While the exact causes of breast cancer are still unclear, doctors and scientists have been able to identify some of the main risk factors through the years. Some of the most significant factors include:
It is currently being debated whether a healthy diet can affect one’s chances of getting breast cancer, as studies have shown that individuals who have a history of regularly drinking alcohol or eating diets that are high in fat from red meat and dairy products can be more susceptible to the disease. It is not clear, however, whether the increased susceptibility to breast cancer seen with these dietary habits is a direct effect of the diet itself, or an indirect effect correlating with other risk factors such as increased body mass index.
How common is breast cancer?
Nearly one in every eight women will develop breast cancer sometime over the course of her lifetime, making it the most common type of cancer diagnosed among women. It is also possible for men to get breast cancer, though they account for less than half of one percent of all cases. Generally, women over 50 are more likely to be diagnosed with breast cancer than younger women.

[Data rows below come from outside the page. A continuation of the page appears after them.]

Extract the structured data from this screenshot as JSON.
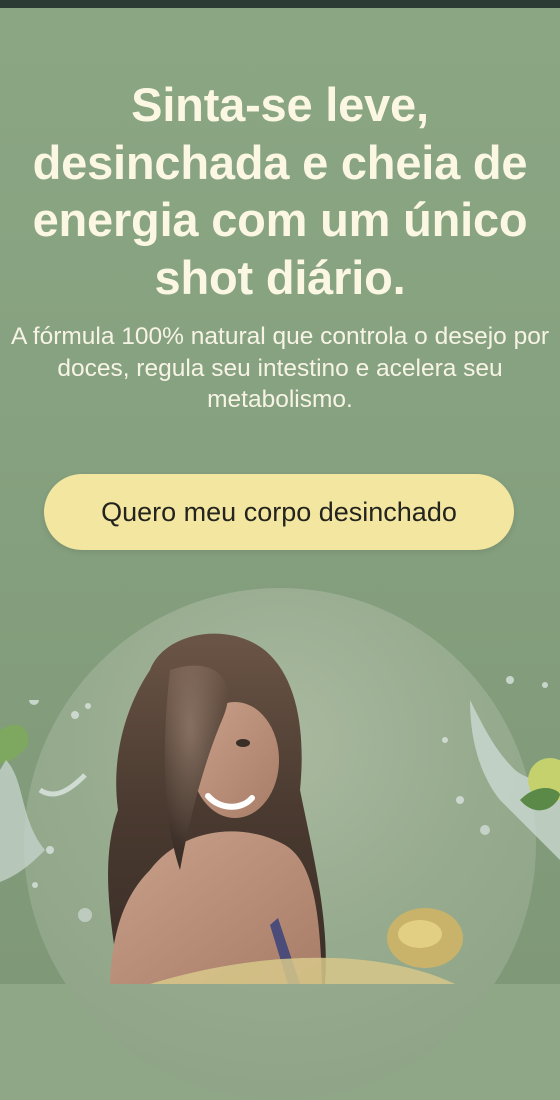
{
  "hero": {
    "headline": "Sinta-se leve, desinchada e cheia de energia com um único shot diário.",
    "subtext": "A fórmula 100% natural que controla o desejo por doces, regula seu intestino e acelera seu metabolismo.",
    "cta_label": "Quero meu corpo desinchado"
  },
  "colors": {
    "background": "#8ba683",
    "top_bar": "#2c3b33",
    "headline_text": "#fbf7e3",
    "cta_background": "#f3e6a0",
    "cta_text": "#24241e"
  },
  "images": {
    "hero_photo": "smiling-woman-photo",
    "left_decoration": "water-splash-with-leaf",
    "right_decoration": "water-splash-with-lime"
  }
}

What symptoms are normally associated with breast cancer?
In its early stages, breast cancer typically doesn’t have any symptoms. However, there are a few signs that can be associated with breast cancer as it progresses:
How can breast cancer be treated?
There are several ways to treat breast cancer. Surgery or radiation therapy is used for localized treatment, in order to remove or destroy the cancer cells in the breast. Systemic treatments such as chemotherapy, hormonal therapy or biological therapy are methods to control the cells. While some individuals may only require one specific treatment, others may need to employ a combination of treatments in order to battle their condition. The treatment methods to use should be determined during consultations with a team of oncology doctors including a surgeon, a medical oncologist and a radiation oncologist.
Can breast cancer be prevented?
While there are no dietary recommendations known to directly reduce the risk of breast cancer, living a healthy lifestyle that includes exercise and a healthy diet may help indirectly by reducing the body mass index.
Also, as estrogen exposure is known to increase the risk of breast cancer, any perimenopausal woman considering hormone replacement therapy should have a discussion with their physician as to whether the benefits of hormone replacement therapy warrants the increased risk of breast cancer given their individual health profile.
Self breast exams are important way to help with early breast cancer detection. Check your breasts once a month, three to five days after your menstrual period ends and be sure to getting regular mammogram screenings, especially if your family has a history of breast cancer.
How can I use the information about the latest breast cancer screening guidelines to help protect myself from the disease?
The best thing to do is to talk to your doctor, who can help guide you and provide the best advice based on your individual needs and medical history. The latest guidelines, presented in the 2009 U.S. Preventative Services Task Force, suggest that screening mammograms:
The newly presented guidelines also suggest that monthly self-examinations should not be taught or recommended. Much of the basis for these recommendations lies in the cost-effectiveness of screening these women in terms of the number of lives saved.
However, the American Cancer Society and most medical societies have not adopted these guidelines and continue to recommend annual screening to begin at the age of 40 for most women as well as continued education regarding self-breast exams. Medicare and most insurance carriers continue to cover an initial baseline mammogram between the ages of 35 and 39 with annual mammograms covered once a woman turns 40.
Find a San Diego Oncologist
To find a Sharp-affiliated doctor, search for a San Diego oncologist specializing in breast cancer or call 1-800-82-SHARP (1-800-827-4277), Monday through Friday, 8 am to 6 pm.